(The input Opens)
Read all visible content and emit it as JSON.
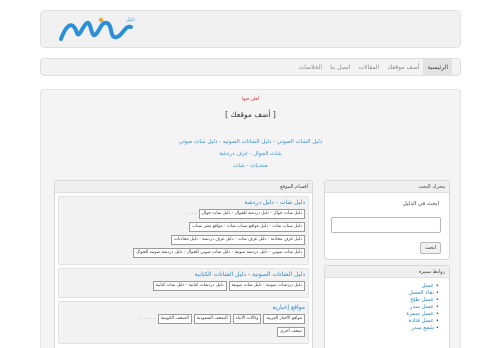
{
  "header": {
    "logo_text": "النغم",
    "logo_tag": "دليل"
  },
  "nav": {
    "items": [
      {
        "label": "الرئيسية"
      },
      {
        "label": "أضف موقعك"
      },
      {
        "label": "المقالات"
      },
      {
        "label": "اتصل بنا"
      },
      {
        "label": "الخلاصات"
      }
    ]
  },
  "main": {
    "red_link": "أهلن فيها",
    "title": "[ أضف موقعك ]",
    "links": [
      "دليل الشات الصوتي - دليل الشاتات الصوتيه - دليل شات صوتي",
      "شات الجوال - غرف دردشة",
      "منتديات - شات"
    ]
  },
  "sections": {
    "heading": "أقسام الموقع",
    "categories": [
      {
        "title": "دليل شات - دليل دردشة",
        "rows": [
          [
            "دليل شات جوال - دليل دردشة للجوال - دليل شات جوال",
            "- - -"
          ],
          [
            "دليل سناب شات - دليل مواقع سناب شات - مواقع نشر سناب"
          ],
          [
            "دليل غرف محادثة - دليل غرف شات - دليل غرف دردشة - دليل محادثات"
          ],
          [
            "دليل شات صوتي - دليل دردشة صوتية - دليل شات صوتي للجوال - دليل دردشة صوتيه للجوال"
          ]
        ]
      },
      {
        "title": "دليل الشاتات الصوتية - دليل الشاتات الكتابية",
        "rows": [
          [
            "دليل دردشات صوتية - دليل شات صوتية",
            "دليل دردشات كتابية - دليل شات كتابية"
          ]
        ]
      },
      {
        "title": "مواقع إخبارية",
        "rows": [
          [
            "مواقع الأخبار العربية",
            "وكالات الأنباء",
            "الصحف السعودية",
            "الصحف الكويتية",
            "- - - - -"
          ],
          [
            "صحف أخرى"
          ]
        ]
      }
    ]
  },
  "search": {
    "heading": "محرك البحث",
    "label": "ابحث في الدليل",
    "input_value": "",
    "button_label": "ابحث"
  },
  "links_panel": {
    "heading": "روابط مميزة",
    "items": [
      "عسل",
      "نقاء العسل",
      "عسل طلح",
      "عسل سدر",
      "عسل سمرة",
      "عسل قتادة",
      "شمع سدر"
    ]
  },
  "colors": {
    "link_blue": "#3a8fd0",
    "red": "#dd2233",
    "panel_bg": "#f4f4f4"
  }
}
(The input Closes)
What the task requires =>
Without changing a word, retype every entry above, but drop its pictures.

Solution to this task =>
Read all visible content and emit it as JSON.
{
  "header": {
    "logo_text": "النغم",
    "logo_tag": "دليل"
  },
  "nav": {
    "items": [
      {
        "label": "الرئيسية"
      },
      {
        "label": "أضف موقعك"
      },
      {
        "label": "المقالات"
      },
      {
        "label": "اتصل بنا"
      },
      {
        "label": "الخلاصات"
      }
    ]
  },
  "main": {
    "red_link": "أهلن فيها",
    "title": "[ أضف موقعك ]",
    "links": [
      "دليل الشات الصوتي - دليل الشاتات الصوتيه - دليل شات صوتي",
      "شات الجوال - غرف دردشة",
      "منتديات - شات"
    ]
  },
  "sections": {
    "heading": "أقسام الموقع",
    "categories": [
      {
        "title": "دليل شات - دليل دردشة",
        "rows": [
          [
            "دليل شات جوال - دليل دردشة للجوال - دليل شات جوال",
            "- - -"
          ],
          [
            "دليل سناب شات - دليل مواقع سناب شات - مواقع نشر سناب"
          ],
          [
            "دليل غرف محادثة - دليل غرف شات - دليل غرف دردشة - دليل محادثات"
          ],
          [
            "دليل شات صوتي - دليل دردشة صوتية - دليل شات صوتي للجوال - دليل دردشة صوتيه للجوال"
          ]
        ]
      },
      {
        "title": "دليل الشاتات الصوتية - دليل الشاتات الكتابية",
        "rows": [
          [
            "دليل دردشات صوتية - دليل شات صوتية",
            "دليل دردشات كتابية - دليل شات كتابية"
          ]
        ]
      },
      {
        "title": "مواقع إخبارية",
        "rows": [
          [
            "مواقع الأخبار العربية",
            "وكالات الأنباء",
            "الصحف السعودية",
            "الصحف الكويتية",
            "- - - - -"
          ],
          [
            "صحف أخرى"
          ]
        ]
      }
    ]
  },
  "search": {
    "heading": "محرك البحث",
    "label": "ابحث في الدليل",
    "input_value": "",
    "button_label": "ابحث"
  },
  "links_panel": {
    "heading": "روابط مميزة",
    "items": [
      "عسل",
      "نقاء العسل",
      "عسل طلح",
      "عسل سدر",
      "عسل سمرة",
      "عسل قتادة",
      "شمع سدر"
    ]
  },
  "colors": {
    "link_blue": "#3a8fd0",
    "red": "#dd2233",
    "panel_bg": "#f4f4f4"
  }
}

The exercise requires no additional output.